▶ STUDY MATERIAL:
────
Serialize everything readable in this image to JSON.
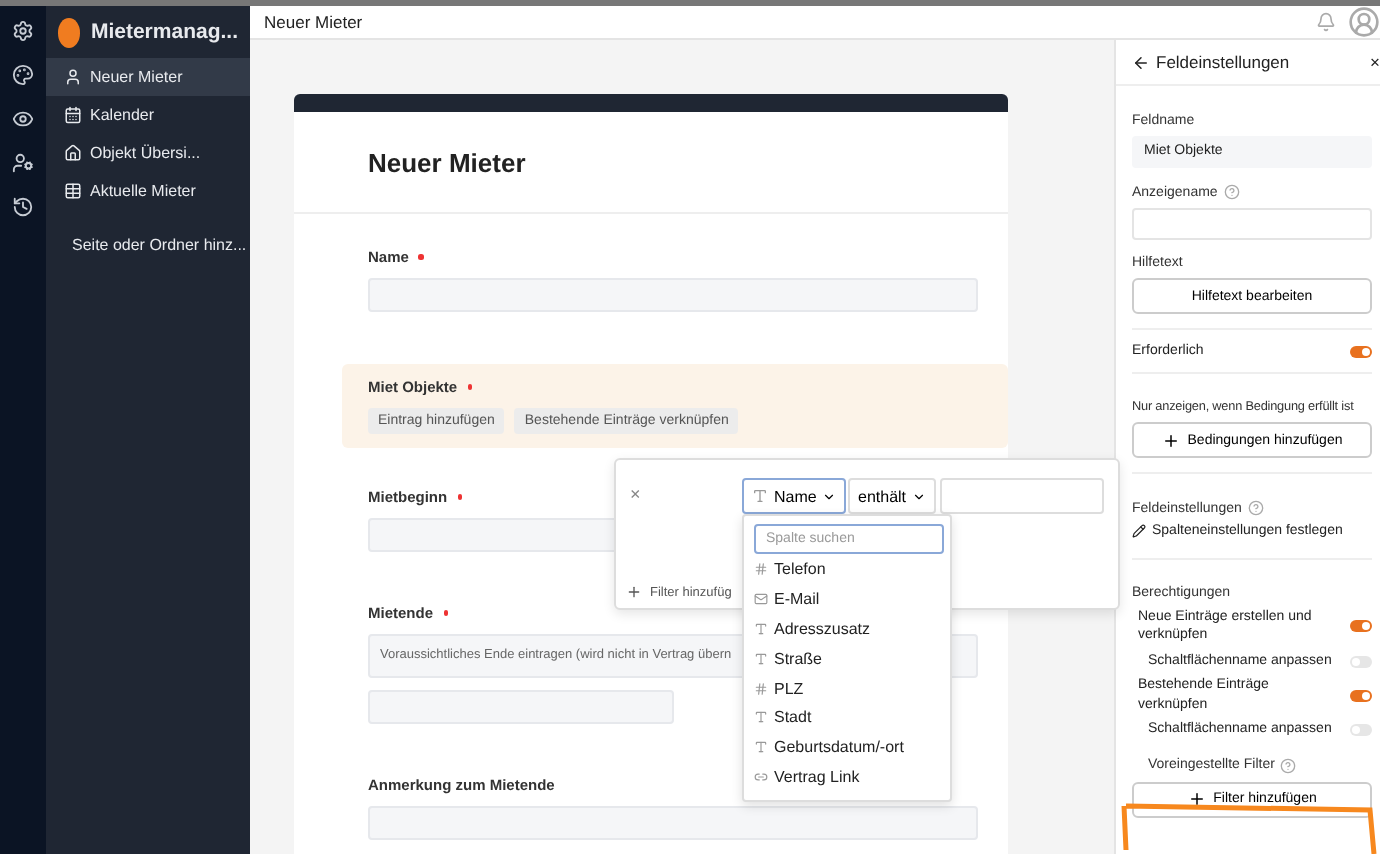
{
  "app": {
    "name": "Mietermanag..."
  },
  "rail": [
    {
      "kind": "gear"
    },
    {
      "kind": "palette"
    },
    {
      "kind": "eye"
    },
    {
      "kind": "user"
    },
    {
      "kind": "history"
    }
  ],
  "sidebar": {
    "items": [
      {
        "label": "Neuer Mieter",
        "kind": "user",
        "selected": true
      },
      {
        "label": "Kalender",
        "kind": "calendar",
        "selected": false
      },
      {
        "label": "Objekt Übersi...",
        "kind": "home",
        "selected": false
      },
      {
        "label": "Aktuelle Mieter",
        "kind": "table",
        "selected": false
      }
    ],
    "add": "Seite oder Ordner hinz..."
  },
  "header": {
    "title": "Neuer Mieter"
  },
  "form": {
    "title": "Neuer Mieter",
    "fields": [
      {
        "kind": "input",
        "label": "Name",
        "required": true,
        "highlighted": false
      },
      {
        "kind": "links",
        "label": "Miet Objekte",
        "required": true,
        "highlighted": true,
        "buttons": [
          "Eintrag hinzufügen",
          "Bestehende Einträge verknüpfen"
        ]
      },
      {
        "kind": "input",
        "label": "Mietbeginn",
        "required": true,
        "highlighted": false
      },
      {
        "kind": "date",
        "label": "Mietende",
        "required": true,
        "highlighted": false,
        "hint": "Voraussichtliches Ende eintragen (wird nicht in Vertrag übern"
      },
      {
        "kind": "input",
        "label": "Anmerkung zum Mietende",
        "required": false,
        "highlighted": false
      }
    ]
  },
  "filter": {
    "close": "×",
    "column": "Name",
    "operator": "enthält",
    "add": "Filter hinzufüg"
  },
  "column_menu": {
    "placeholder": "Spalte suchen",
    "items": [
      {
        "label": "Telefon",
        "kind": "number"
      },
      {
        "label": "E-Mail",
        "kind": "mail"
      },
      {
        "label": "Adresszusatz",
        "kind": "text"
      },
      {
        "label": "Straße",
        "kind": "text"
      },
      {
        "label": "PLZ",
        "kind": "number"
      },
      {
        "label": "Stadt",
        "kind": "text"
      },
      {
        "label": "Geburtsdatum/-ort",
        "kind": "text"
      },
      {
        "label": "Vertrag Link",
        "kind": "link"
      }
    ]
  },
  "panel": {
    "title": "Feldeinstellungen",
    "close": "×",
    "field_name_label": "Feldname",
    "field_name": "Miet Objekte",
    "display_name_label": "Anzeigename",
    "help_label": "Hilfetext",
    "help_button": "Hilfetext bearbeiten",
    "required_label": "Erforderlich",
    "required": true,
    "condition_label": "Nur anzeigen, wenn Bedingung erfüllt ist",
    "condition_button": "Bedingungen hinzufügen",
    "field_settings_label": "Feldeinstellungen",
    "field_settings_link": "Spalteneinstellungen festlegen",
    "permissions_label": "Berechtigungen",
    "permissions": [
      {
        "label": "Neue Einträge erstellen und verknüpfen",
        "on": true,
        "sub": false
      },
      {
        "label": "Schaltflächenname anpassen",
        "on": false,
        "sub": true
      },
      {
        "label": "Bestehende Einträge verknüpfen",
        "on": true,
        "sub": false
      },
      {
        "label": "Schaltflächenname anpassen",
        "on": false,
        "sub": true
      }
    ],
    "preset_filter_label": "Voreingestellte Filter",
    "preset_filter_button": "Filter hinzufügen"
  }
}
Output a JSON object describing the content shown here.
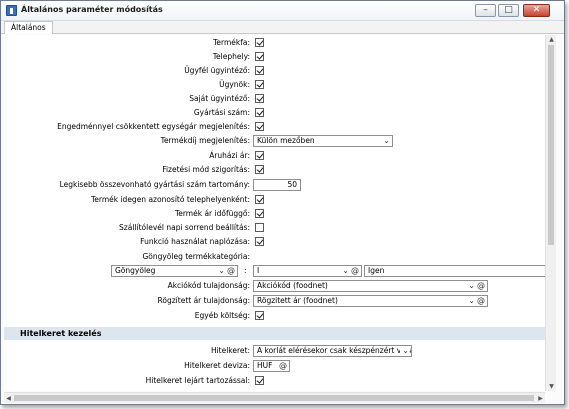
{
  "window": {
    "title": "Általános paraméter módosítás"
  },
  "tabs": [
    {
      "label": "Általános"
    }
  ],
  "params": {
    "termekfa": {
      "label": "Termékfa:",
      "checked": true
    },
    "telephely": {
      "label": "Telephely:",
      "checked": true
    },
    "ugyfel_ugyintezo": {
      "label": "Ügyfél ügyintéző:",
      "checked": true
    },
    "ugynok": {
      "label": "Ügynök:",
      "checked": true
    },
    "sajat_ugyintezo": {
      "label": "Saját ügyintéző:",
      "checked": true
    },
    "gyartasi_szam": {
      "label": "Gyártási szám:",
      "checked": true
    },
    "engedmeny": {
      "label": "Engedménnyel csökkentett egységár megjelenítés:",
      "checked": true
    },
    "termekdij": {
      "label": "Termékdíj megjelenítés:",
      "value": "Külön mezőben"
    },
    "aruhazi_ar": {
      "label": "Áruházi ár:",
      "checked": true
    },
    "fizetesi_mod": {
      "label": "Fizetési mód szigorítás:",
      "checked": true
    },
    "gyartasi_tartomany": {
      "label": "Legkisebb összevonható gyártási szám tartomány:",
      "value": "50"
    },
    "idegen_azonosito": {
      "label": "Termék idegen azonosító telephelyenként:",
      "checked": true
    },
    "ar_idofuggo": {
      "label": "Termék ár időfüggő:",
      "checked": true
    },
    "szallitolevel": {
      "label": "Szállítólevél napi sorrend beállítás:",
      "checked": false
    },
    "funkcio_naplozas": {
      "label": "Funkció használat naplózása:",
      "checked": true
    },
    "gongyoleg": {
      "label": "Göngyöleg termékkategória:",
      "kategoria": "Göngyöleg",
      "separator": ":",
      "kod": "I",
      "nev": "Igen"
    },
    "akciokod": {
      "label": "Akciókód tulajdonság:",
      "value": "Akciókód (foodnet)"
    },
    "rogzitett_ar": {
      "label": "Rögzített ár tulajdonság:",
      "value": "Rögzitett ár (foodnet)"
    },
    "egyeb_koltseg": {
      "label": "Egyéb költség:",
      "checked": true
    }
  },
  "hitelkeret": {
    "header": "Hitelkeret kezelés",
    "hitelkeret": {
      "label": "Hitelkeret:",
      "value": "A korlát elérésekor csak készpénzért vásárolhat"
    },
    "deviza": {
      "label": "Hitelkeret deviza:",
      "value": "HUF"
    },
    "lejart": {
      "label": "Hitelkeret lejárt tartozással:",
      "checked": true
    }
  },
  "icons": {
    "dropdown": "chevron-down-icon",
    "lookup": "at-sign-icon",
    "scroll_up": "scroll-up-arrow",
    "scroll_down": "scroll-down-arrow"
  }
}
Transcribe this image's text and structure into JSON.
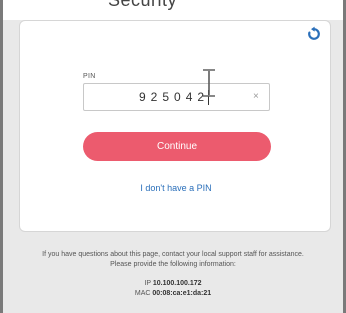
{
  "header": {
    "clipped_text": "Security"
  },
  "card": {
    "pin_label": "PIN",
    "pin_value": "925042",
    "clear_symbol": "×",
    "continue_label": "Continue",
    "no_pin_link": "I don't have a PIN",
    "icons": {
      "refresh": "refresh-icon",
      "cursor": "text-cursor-icon"
    }
  },
  "footer": {
    "line1": "If you have questions about this page, contact your local support staff for assistance.",
    "line2": "Please provide the following information:",
    "ip_label": "IP",
    "ip_value": "10.100.100.172",
    "mac_label": "MAC",
    "mac_value": "00:08:ca:e1:da:21"
  },
  "colors": {
    "accent": "#ec5b6e",
    "link": "#2a6fba",
    "icon_blue": "#2a6fba",
    "background": "#e9e9e9"
  }
}
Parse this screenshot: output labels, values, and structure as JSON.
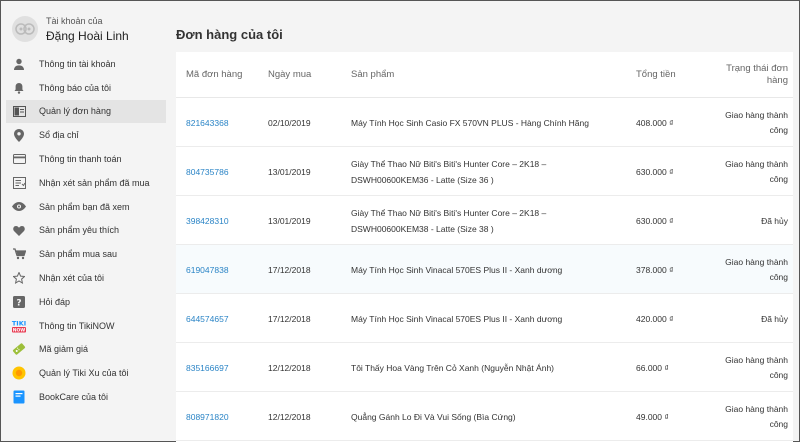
{
  "account": {
    "subtitle": "Tài khoản của",
    "name": "Đặng Hoài Linh"
  },
  "menu": [
    {
      "label": "Thông tin tài khoản",
      "icon": "user-icon"
    },
    {
      "label": "Thông báo của tôi",
      "icon": "bell-icon"
    },
    {
      "label": "Quản lý đơn hàng",
      "icon": "orders-icon",
      "active": true
    },
    {
      "label": "Sổ địa chỉ",
      "icon": "location-pin-icon"
    },
    {
      "label": "Thông tin thanh toán",
      "icon": "credit-card-icon"
    },
    {
      "label": "Nhận xét sản phẩm đã mua",
      "icon": "review-list-icon"
    },
    {
      "label": "Sản phẩm bạn đã xem",
      "icon": "eye-icon"
    },
    {
      "label": "Sản phẩm yêu thích",
      "icon": "heart-icon"
    },
    {
      "label": "Sản phẩm mua sau",
      "icon": "cart-icon"
    },
    {
      "label": "Nhận xét của tôi",
      "icon": "star-icon"
    },
    {
      "label": "Hỏi đáp",
      "icon": "question-icon"
    },
    {
      "label": "Thông tin TikiNOW",
      "icon": "tikinow-icon"
    },
    {
      "label": "Mã giảm giá",
      "icon": "coupon-icon"
    },
    {
      "label": "Quản lý Tiki Xu của tôi",
      "icon": "tiki-xu-coin-icon"
    },
    {
      "label": "BookCare của tôi",
      "icon": "bookcare-icon"
    }
  ],
  "page": {
    "title": "Đơn hàng của tôi"
  },
  "table": {
    "headers": {
      "id": "Mã đơn hàng",
      "date": "Ngày mua",
      "product": "Sản phẩm",
      "total": "Tổng tiền",
      "status": "Trạng thái đơn hàng"
    },
    "rows": [
      {
        "id": "821643368",
        "date": "02/10/2019",
        "product": "Máy Tính Học Sinh Casio FX 570VN PLUS - Hàng Chính Hãng",
        "total": "408.000 ₫",
        "status": "Giao hàng thành công"
      },
      {
        "id": "804735786",
        "date": "13/01/2019",
        "product": "Giày Thể Thao Nữ Biti's Biti's Hunter Core – 2K18 – DSWH00600KEM36 - Latte (Size 36 )",
        "total": "630.000 ₫",
        "status": "Giao hàng thành công"
      },
      {
        "id": "398428310",
        "date": "13/01/2019",
        "product": "Giày Thể Thao Nữ Biti's Biti's Hunter Core – 2K18 – DSWH00600KEM38 - Latte (Size 38 )",
        "total": "630.000 ₫",
        "status": "Đã hủy"
      },
      {
        "id": "619047838",
        "date": "17/12/2018",
        "product": "Máy Tính Học Sinh Vinacal 570ES Plus II - Xanh dương",
        "total": "378.000 ₫",
        "status": "Giao hàng thành công"
      },
      {
        "id": "644574657",
        "date": "17/12/2018",
        "product": "Máy Tính Học Sinh Vinacal 570ES Plus II - Xanh dương",
        "total": "420.000 ₫",
        "status": "Đã hủy"
      },
      {
        "id": "835166697",
        "date": "12/12/2018",
        "product": "Tôi Thấy Hoa Vàng Trên Cỏ Xanh (Nguyễn Nhật Ánh)",
        "total": "66.000 ₫",
        "status": "Giao hàng thành công"
      },
      {
        "id": "808971820",
        "date": "12/12/2018",
        "product": "Quẳng Gánh Lo Đi Và Vui Sống (Bìa Cứng)",
        "total": "49.000 ₫",
        "status": "Giao hàng thành công"
      }
    ]
  },
  "colors": {
    "link": "#2a84c6",
    "active_menu_bg": "#e4e4e4",
    "background": "#f4f4f4"
  }
}
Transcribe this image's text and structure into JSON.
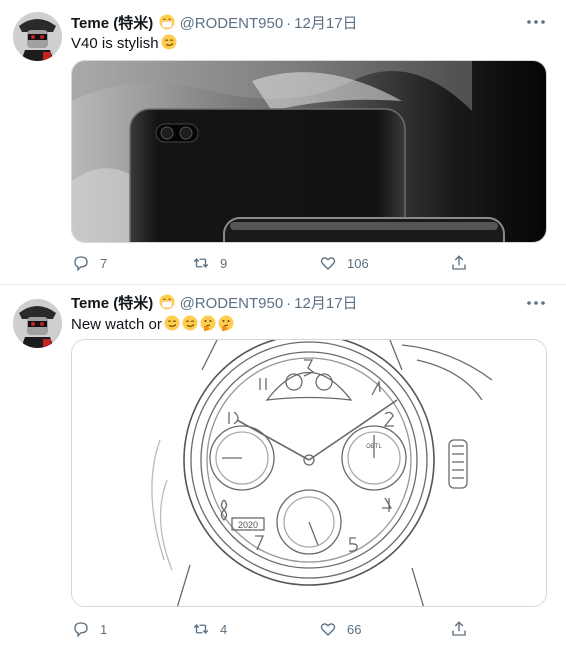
{
  "tweets": [
    {
      "name": "Teme (特米)",
      "handle": "@RODENT950",
      "date": "12月17日",
      "text": "V40 is stylish",
      "emojis_after_text": [
        "smirk-emoji"
      ],
      "counts": {
        "reply": "7",
        "retweet": "9",
        "like": "106"
      }
    },
    {
      "name": "Teme (特米)",
      "handle": "@RODENT950",
      "date": "12月17日",
      "text": "New watch or",
      "emojis_after_text": [
        "smirk-emoji",
        "smirk-emoji",
        "thinking-emoji",
        "thinking-emoji"
      ],
      "counts": {
        "reply": "1",
        "retweet": "4",
        "like": "66"
      },
      "media_labels": {
        "year": "2020",
        "subdial_logo": "OBTL"
      }
    }
  ],
  "colors": {
    "secondary_text": "#5b7083",
    "border": "#cfd9de",
    "divider": "#e6ecf0"
  }
}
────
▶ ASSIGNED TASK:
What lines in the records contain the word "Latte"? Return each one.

▶ ANSWER TO THIS EXERCISE:
        "product": "Giày Thể Thao Nữ Biti's Biti's Hunter Core – 2K18 – DSWH00600KEM36 - Latte (Size 36 )",
        "product": "Giày Thể Thao Nữ Biti's Biti's Hunter Core – 2K18 – DSWH00600KEM38 - Latte (Size 38 )",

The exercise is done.